When Hulako’s army conquered the troops of Sultan Rokn-ud-deen, the son of Sultan Mahum­mud, and took him prisoner, the sultan was carried to Tooli Khan in Khorasan; and although every method was tried to make him kneel and do homage to Tooli Khan, the chief of the army, they all failed, for the sultan knew he should certainly be put to death, and was determined not to do his enemy so much honour. As he expected, he was slain with all his adherents, in the beginning of the year 619 Hejri, agreeing with Kowi Eel Toorki.

When Chungeez Khan had taken Balkh, he despatched Tooli Khan and Toghachar Noyaun Goor Kan, to reduce the province of Khorasan; to give them a respectable force, he selected every tenth man of his army to proceed with them, and his historians state that this tenth of his army amounted to eighty thousand men. When the troops arrived in Khorasan, they besieged a fort on a mountain, called the Silver Mountain, and employed their engines and every effort to take it: but the fort being very strong, it took them eight months to reduce it.

We left Joje, Chughtaie, and Ooktaie Khan, besieging Khorezm, which city, from the conten­tion that arose between Joje and Chughtaie, held out seven months. Chungeez Khan was informed of this misunderstanding, and that when one attacked the city the other withdrew his aid, and that, in consequence, Khorezm was not yet taken, and he therefore despatched letters and a vukeel to his army at Khorezm, ordering them to obey his youngest son Ooktaie, and Ooktaie only, on pain of death. When his vukeel and letters arrived, the whole of the army repaired to Ooktaie Khan and offered him their obedience, and Ooktaie Khan visited his brethren, and making known his father’s orders by fair words and promises, reconciled them. After this was effected, they commenced a fresh attack on Khorezm, and as the ditch was full of water, Ooktaie ordered his troops and followers to fill it up with earth; this being done, ladders were planted against the walls, and the standards of the Moghools soon waved on their crest, and they entered the city; the different mahls and quarters of the city were, however, shut up, and the fight was maintained by the inhabitants for several days, as every house stood a siege. The number of killed in these battles was immense. At last, when the city was subdued, the Moghools separated the artizans, women, and chil­dren from the others, and drove the rest out of the city, where they were divided among the troops, and massacred without remorse; it is said that every Moghool is supposed to have slain twenty-four men.
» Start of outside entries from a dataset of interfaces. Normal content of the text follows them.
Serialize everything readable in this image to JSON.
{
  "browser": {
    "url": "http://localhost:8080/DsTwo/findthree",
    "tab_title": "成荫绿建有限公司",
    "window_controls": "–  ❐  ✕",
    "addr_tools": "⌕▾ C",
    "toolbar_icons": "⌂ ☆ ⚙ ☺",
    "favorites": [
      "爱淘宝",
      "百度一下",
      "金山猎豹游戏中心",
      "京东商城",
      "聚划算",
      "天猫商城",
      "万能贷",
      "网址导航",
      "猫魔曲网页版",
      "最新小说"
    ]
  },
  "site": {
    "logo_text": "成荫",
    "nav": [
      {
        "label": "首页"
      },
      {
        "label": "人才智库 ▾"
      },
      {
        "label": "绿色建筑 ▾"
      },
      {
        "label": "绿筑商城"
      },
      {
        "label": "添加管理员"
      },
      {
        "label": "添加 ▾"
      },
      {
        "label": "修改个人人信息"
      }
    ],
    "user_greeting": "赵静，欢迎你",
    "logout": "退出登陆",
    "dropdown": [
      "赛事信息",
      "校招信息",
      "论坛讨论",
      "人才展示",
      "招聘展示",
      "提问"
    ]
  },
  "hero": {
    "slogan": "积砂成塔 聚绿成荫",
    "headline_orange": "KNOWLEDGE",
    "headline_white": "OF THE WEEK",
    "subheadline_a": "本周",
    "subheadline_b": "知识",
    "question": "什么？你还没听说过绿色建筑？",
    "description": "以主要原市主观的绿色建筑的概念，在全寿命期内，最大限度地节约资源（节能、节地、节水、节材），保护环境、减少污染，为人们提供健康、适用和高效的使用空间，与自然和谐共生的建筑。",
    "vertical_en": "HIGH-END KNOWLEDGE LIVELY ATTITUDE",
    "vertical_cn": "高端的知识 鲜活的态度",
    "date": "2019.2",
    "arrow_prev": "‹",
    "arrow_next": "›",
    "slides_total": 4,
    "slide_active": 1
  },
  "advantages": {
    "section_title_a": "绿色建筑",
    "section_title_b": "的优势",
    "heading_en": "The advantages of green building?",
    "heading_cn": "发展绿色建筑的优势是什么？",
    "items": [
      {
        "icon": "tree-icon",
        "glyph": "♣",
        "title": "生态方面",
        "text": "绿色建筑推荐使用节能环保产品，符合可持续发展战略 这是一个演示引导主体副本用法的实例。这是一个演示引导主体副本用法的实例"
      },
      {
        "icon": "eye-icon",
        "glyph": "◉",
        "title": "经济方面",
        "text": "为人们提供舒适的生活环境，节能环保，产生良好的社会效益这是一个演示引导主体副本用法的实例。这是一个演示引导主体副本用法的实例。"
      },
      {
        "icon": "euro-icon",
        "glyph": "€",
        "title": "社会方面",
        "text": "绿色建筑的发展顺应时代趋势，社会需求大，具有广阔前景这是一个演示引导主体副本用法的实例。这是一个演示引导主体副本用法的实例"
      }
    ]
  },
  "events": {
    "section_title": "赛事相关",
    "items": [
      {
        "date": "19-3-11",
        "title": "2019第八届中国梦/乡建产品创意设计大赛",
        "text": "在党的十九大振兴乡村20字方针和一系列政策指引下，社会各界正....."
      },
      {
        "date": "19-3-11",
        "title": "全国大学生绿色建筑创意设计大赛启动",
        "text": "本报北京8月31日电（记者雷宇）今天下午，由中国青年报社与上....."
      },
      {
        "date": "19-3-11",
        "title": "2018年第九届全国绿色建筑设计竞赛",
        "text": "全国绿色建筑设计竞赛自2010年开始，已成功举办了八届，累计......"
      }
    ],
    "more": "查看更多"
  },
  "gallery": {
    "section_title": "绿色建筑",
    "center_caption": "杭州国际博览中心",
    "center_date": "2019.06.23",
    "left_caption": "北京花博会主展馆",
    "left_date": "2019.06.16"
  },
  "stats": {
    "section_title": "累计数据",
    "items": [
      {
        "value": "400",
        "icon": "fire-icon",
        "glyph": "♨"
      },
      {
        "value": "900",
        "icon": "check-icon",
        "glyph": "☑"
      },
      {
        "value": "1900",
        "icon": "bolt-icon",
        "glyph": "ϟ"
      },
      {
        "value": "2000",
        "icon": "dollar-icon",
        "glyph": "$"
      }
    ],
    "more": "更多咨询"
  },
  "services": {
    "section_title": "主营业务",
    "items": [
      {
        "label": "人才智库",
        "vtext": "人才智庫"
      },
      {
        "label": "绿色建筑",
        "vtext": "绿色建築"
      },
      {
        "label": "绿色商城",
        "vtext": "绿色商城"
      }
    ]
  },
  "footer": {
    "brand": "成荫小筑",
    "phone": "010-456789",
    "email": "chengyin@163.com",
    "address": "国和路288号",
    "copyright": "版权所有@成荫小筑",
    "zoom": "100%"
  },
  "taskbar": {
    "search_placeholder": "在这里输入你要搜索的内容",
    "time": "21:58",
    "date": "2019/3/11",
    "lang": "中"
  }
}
At the time Chungeez Khan despatched an army to Khorezm, he also sent a messenger to Shaikh Nujm-ud-deen, to inform him that as his troops were about to attack Khorezm, and it was likely the city would be taken, he recom­mended the Shaikh to leave the city with his family and dependents, that they might receive no injury. The Shaikh in reply said, that he had lived seventy years in Khorezm, and that it would be most unworthy in him to quit his countrymen in time of distress; that as he had passed many happy days among them, it would be unmanly to refuse to participate in their mis­fortunes. When the city was taken, the Shaikh was put to death among those driven out of the city; this occurred in the year 618 Hejri.* It is said that Mulana Roomi has alluded to the Shaikh’s death in his works.